Dr Renee Hamilton1, Ms Natasha Abrahams2
1Universities Australia, Deakin, Australia, 2Council of Australian Postgraduate Associations, Melbourne, Australia
Addressing sexual violence in universities has been an ongoing issue for many years and has often seen university administrators at odds with student leaders. Students have felt that their voices haven’t been heard by senior leadership and that change, or action, has not occurred sincerely or quickly enough. Universities have sometimes responded to this criticism arguing that the complexities of their organisations can mean progress takes longer than anticipated. However, as conversations about sexual violence have amplified over the past few years there has been a welcome increase in collaboration between universities and students on this issue.
In this presentation, two peak bodies in the sector – Universities Australia and the Council of Australian Postgraduate Associations – talk about how we have worked in partnership as part of the Respect. Now. Always. initiative. We discuss the benefits and challenges of working together.

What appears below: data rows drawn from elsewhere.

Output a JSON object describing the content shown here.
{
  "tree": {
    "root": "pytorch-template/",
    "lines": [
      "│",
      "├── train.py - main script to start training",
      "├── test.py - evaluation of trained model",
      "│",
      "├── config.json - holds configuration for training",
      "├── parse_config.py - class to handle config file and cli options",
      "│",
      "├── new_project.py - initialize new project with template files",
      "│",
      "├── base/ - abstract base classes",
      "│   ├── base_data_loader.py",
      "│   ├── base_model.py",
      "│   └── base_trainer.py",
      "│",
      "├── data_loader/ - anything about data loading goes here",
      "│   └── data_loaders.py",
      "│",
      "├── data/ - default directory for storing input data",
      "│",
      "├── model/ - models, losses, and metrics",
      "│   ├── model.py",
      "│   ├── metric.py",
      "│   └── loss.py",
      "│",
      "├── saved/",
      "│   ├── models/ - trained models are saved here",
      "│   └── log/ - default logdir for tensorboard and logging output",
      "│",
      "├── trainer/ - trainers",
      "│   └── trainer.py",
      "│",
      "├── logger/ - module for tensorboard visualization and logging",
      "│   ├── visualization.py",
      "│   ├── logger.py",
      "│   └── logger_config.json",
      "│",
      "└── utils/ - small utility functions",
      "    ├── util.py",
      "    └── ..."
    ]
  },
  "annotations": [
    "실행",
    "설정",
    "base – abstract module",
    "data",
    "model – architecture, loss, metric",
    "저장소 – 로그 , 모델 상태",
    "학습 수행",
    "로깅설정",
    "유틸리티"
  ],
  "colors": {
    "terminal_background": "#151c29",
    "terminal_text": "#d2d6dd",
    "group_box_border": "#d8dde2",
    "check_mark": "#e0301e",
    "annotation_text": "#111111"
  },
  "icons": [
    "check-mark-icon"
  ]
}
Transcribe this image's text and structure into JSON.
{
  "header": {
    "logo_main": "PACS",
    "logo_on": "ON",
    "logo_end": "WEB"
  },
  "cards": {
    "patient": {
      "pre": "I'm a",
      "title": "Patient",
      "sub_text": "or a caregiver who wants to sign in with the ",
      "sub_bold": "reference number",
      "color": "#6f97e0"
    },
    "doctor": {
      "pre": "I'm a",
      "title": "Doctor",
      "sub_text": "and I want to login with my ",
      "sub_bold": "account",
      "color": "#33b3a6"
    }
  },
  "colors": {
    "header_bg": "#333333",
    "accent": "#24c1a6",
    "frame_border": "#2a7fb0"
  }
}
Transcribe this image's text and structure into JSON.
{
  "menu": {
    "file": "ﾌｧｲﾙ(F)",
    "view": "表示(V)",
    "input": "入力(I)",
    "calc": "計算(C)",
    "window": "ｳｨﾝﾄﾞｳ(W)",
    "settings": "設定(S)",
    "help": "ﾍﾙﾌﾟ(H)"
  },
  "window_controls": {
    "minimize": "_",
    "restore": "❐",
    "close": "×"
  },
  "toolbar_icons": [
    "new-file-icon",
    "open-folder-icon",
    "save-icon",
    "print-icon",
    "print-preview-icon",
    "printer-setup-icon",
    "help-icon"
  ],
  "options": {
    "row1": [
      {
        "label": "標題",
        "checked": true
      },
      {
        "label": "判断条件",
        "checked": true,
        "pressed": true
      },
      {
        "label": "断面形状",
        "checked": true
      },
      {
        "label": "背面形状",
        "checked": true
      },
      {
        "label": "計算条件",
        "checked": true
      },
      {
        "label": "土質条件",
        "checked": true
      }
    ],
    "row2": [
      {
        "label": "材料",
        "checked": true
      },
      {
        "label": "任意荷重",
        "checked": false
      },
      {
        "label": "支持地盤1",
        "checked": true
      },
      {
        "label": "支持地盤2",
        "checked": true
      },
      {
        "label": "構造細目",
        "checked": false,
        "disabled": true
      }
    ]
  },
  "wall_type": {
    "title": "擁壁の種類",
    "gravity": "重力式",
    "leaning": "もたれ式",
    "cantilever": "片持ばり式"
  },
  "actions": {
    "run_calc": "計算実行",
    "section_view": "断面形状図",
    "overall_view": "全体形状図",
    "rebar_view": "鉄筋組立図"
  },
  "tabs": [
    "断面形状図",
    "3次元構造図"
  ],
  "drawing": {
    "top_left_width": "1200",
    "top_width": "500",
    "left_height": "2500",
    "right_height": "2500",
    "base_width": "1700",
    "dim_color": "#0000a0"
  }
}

The partnership between our two organisations is unique because it puts aside the historical tension between ‘the establishment’ and its students on the critical issue of student safety and wellbeing. While both organisations represent different stakeholders, our partnership works because of each party’s commitment to:
- working towards a common goal
- open communication
- honouring organisational objectives
- recognising organisational limitations and differences.
We offer insight into how we have reached agreement on complex pieces of work and the lessons we have learned along the way.
Renee is the policy lead on the university sector-wide initiative Respect Now Always that aims to prevent sexual assault and sexual harassment in universities. Prior to this role, she worked in gender equality policy and research for the Commonwealth Government. Renee’s academic and professional background is in psychology and she has worked in the community and government sectors supporting victims of family violence and sexual assault.
Natasha is the National President of the Council of Australian Postgraduate Associations, the peak representative body for Australia’s 400,000+ postgraduate students. She is the past president of the Monash Postgraduate Association. Natasha is also a doctoral student in the Monash University School of Social Sciences, and her dissertation examines how the sexual division of domestic labour is promoted by news reporting of scientific findings.